Local public-access TV stations don't often get much respect, and many view them as a relic of the past. But during the pandemic, many rural communities have harnessed and expanded access to such stations to help the public stay informed and connected, a critical function especially in areas without a local newspaper or radio station, Patricia Aufderheide, Antoine Haywood, and Mariana Santos 


 for The Daily Yonder. Aufderheide is a communications professors and Santos a PhD student at American University in Washington, D.C. Haywood is a PhD communications student at the University of Pennsylvania.

Public-access stations, also called public, educational and governmental (PEG) access media, "exist in perhaps 1,500 communities across the U.S. They exist wherever local governments have made them a condition of granting right-of-way access to cable companies. They hark back to the 1970s, when grassroots movements demanded access to mass media," Aufderheide, Haywood and Santos report.
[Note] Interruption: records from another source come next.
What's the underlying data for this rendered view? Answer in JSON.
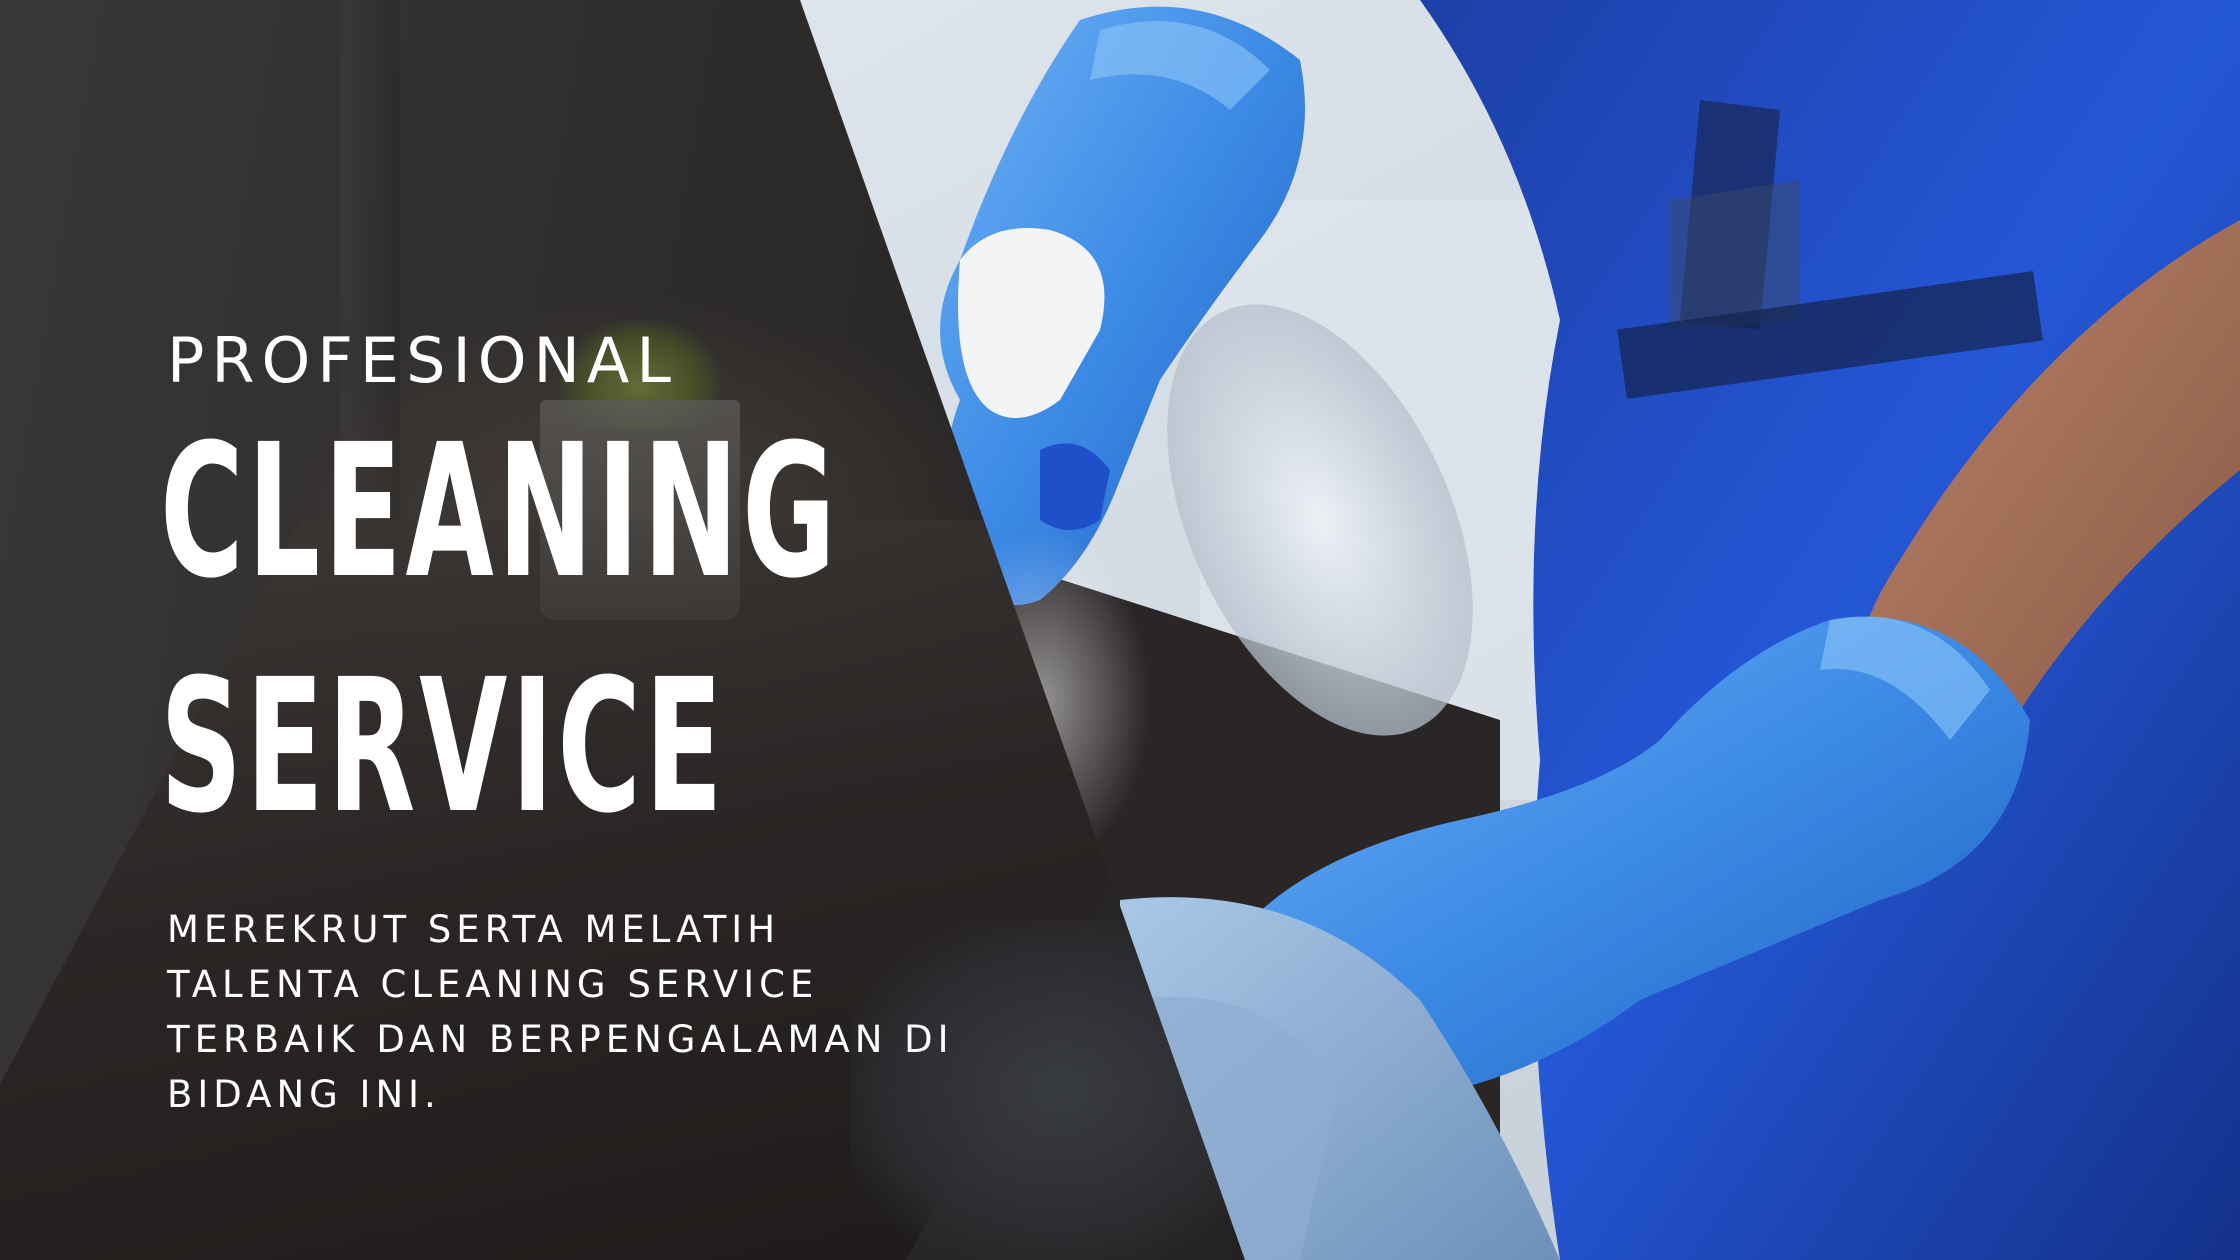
{
  "banner": {
    "subtitle": "PROFESIONAL",
    "headline_line1": "CLEANING",
    "headline_line2": "SERVICE",
    "body_lines": [
      "MEREKRUT SERTA MELATIH",
      "TALENTA CLEANING SERVICE",
      "TERBAIK DAN BERPENGALAMAN DI",
      "BIDANG INI."
    ]
  },
  "colors": {
    "text": "#ffffff",
    "dark_panel": "#2a2827",
    "uniform_blue": "#1f4fc9",
    "glove_blue": "#3f8fe8"
  },
  "icons": {
    "photo": "cleaner-spraying-and-wiping-photo"
  }
}
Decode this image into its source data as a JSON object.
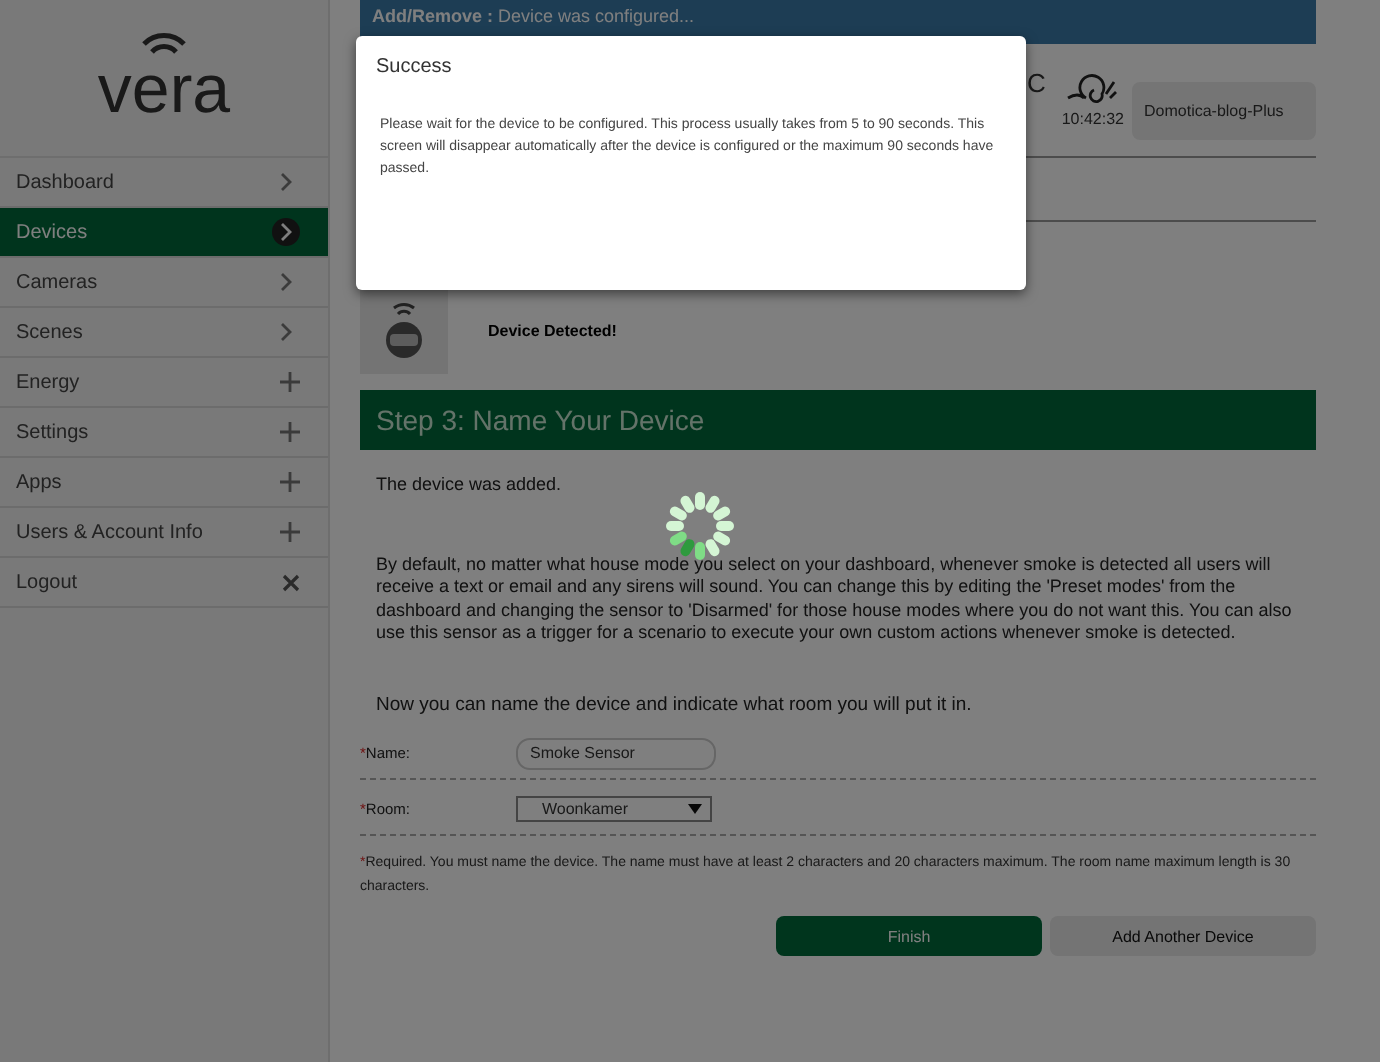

The researchers wanted to find out how PEG-access media responded to the pandemic, so they issued a survey in late May through early June with the help of the PEG national association, the Alliance for Community Media, and the National Association of Telecommunications Officers and Advisors. About 20 percent of PEG stations in the U.S. answered the survey, and a quarter of those respondents were in small towns or rural areas, they report.

The researchers saw many of the same patterns in both large and small communities:

  • PEG-access media became more valued and more accessible in their communities overall.
  • PEG staffers frequently helped community members with tech support for programs such as Zoom.
  • Many PEG stations began carrying educational programs.
  • More PEG stations began hosting and broadcasting meetings (or more meetings) for local government and education officials as they tried to figure out how to respond to the pandemic. Local residents "showed up in record numbers and used new interactive functions to participate in the proceedings."
  • PEG stations created or expanded local news shows to aggregate and report important pandemic news and cover local meetings and press conferences.
  • With people so isolated, PEG stations became "a virtual public square" that helped communities stay connected. They hosted school graduation ceremonies and holiday celebrations, and encouraged local residents to share video diaries or tips on coping strategies.
But, the researchers note, PEG-access stations often have few resources, especially rural ones, and depend heavily on volunteers who could not help during the pandemic. "Staffers reported working around the clock, with demands only increasing," the researchers report. Also, the broadband gap often made it more difficult to host interactive content in rural areas.

PEG stations could build on this success in rural communities, but local governments "need to prioritize PEG when they give cable companies franchises, and when they renew them," the researchers write. "They need to build PEG expertise not only into crisis planning, but into the daily information flow of the community. And we all need broadband policies that treat broadband like the essential utility service it really is."